What needs to be done: The lines below may contain the word "name". Please count those that do and give the number alone.
======== Exercise materials ========
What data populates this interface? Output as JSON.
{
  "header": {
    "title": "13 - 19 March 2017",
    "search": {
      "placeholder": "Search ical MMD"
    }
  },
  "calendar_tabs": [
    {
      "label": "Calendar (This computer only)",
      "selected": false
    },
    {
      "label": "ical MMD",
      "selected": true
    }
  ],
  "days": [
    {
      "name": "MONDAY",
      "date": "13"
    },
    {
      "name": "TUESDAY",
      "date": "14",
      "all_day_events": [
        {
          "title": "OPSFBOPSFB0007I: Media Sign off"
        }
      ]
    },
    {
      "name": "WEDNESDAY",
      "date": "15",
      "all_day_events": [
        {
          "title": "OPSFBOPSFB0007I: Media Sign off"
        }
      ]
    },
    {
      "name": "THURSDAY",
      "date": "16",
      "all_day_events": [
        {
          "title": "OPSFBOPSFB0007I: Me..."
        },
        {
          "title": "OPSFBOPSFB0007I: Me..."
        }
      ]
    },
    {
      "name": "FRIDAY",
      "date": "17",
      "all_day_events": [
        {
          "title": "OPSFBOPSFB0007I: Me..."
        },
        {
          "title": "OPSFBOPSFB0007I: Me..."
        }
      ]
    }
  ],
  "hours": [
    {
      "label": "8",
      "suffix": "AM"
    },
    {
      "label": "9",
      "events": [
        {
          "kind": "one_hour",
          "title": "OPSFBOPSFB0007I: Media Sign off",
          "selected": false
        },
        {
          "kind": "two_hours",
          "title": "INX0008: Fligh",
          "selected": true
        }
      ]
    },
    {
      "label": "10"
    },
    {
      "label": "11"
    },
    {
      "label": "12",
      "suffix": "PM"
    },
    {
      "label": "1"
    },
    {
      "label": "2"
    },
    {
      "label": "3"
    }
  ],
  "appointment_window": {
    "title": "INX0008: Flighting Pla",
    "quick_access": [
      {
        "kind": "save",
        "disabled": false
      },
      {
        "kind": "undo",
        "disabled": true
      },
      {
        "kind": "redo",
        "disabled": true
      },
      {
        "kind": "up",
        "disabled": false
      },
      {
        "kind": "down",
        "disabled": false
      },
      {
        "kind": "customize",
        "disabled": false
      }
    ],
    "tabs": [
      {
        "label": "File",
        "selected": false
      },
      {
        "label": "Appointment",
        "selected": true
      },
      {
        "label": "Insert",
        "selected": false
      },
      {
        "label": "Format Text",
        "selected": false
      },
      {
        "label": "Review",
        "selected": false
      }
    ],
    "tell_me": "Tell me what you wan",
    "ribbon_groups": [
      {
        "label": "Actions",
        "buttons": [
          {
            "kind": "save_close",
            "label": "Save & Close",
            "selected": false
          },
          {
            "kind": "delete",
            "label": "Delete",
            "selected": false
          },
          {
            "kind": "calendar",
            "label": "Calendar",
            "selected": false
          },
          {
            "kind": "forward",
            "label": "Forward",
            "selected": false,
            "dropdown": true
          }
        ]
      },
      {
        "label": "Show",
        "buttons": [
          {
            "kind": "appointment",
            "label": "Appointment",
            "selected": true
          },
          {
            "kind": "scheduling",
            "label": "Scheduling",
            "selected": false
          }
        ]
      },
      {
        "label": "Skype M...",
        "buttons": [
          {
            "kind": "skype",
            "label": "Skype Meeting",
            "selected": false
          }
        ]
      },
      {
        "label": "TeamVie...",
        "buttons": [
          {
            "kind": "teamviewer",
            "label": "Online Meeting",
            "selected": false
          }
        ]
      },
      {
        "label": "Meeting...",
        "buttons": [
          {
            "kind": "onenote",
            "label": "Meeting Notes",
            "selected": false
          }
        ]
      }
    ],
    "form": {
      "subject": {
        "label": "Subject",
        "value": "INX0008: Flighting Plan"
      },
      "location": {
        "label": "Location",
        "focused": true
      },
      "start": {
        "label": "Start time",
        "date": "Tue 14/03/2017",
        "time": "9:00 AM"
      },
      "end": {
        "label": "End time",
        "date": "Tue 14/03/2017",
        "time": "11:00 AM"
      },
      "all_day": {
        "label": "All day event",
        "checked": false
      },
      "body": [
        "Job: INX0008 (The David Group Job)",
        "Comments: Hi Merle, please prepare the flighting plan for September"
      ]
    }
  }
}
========
Task answer: 5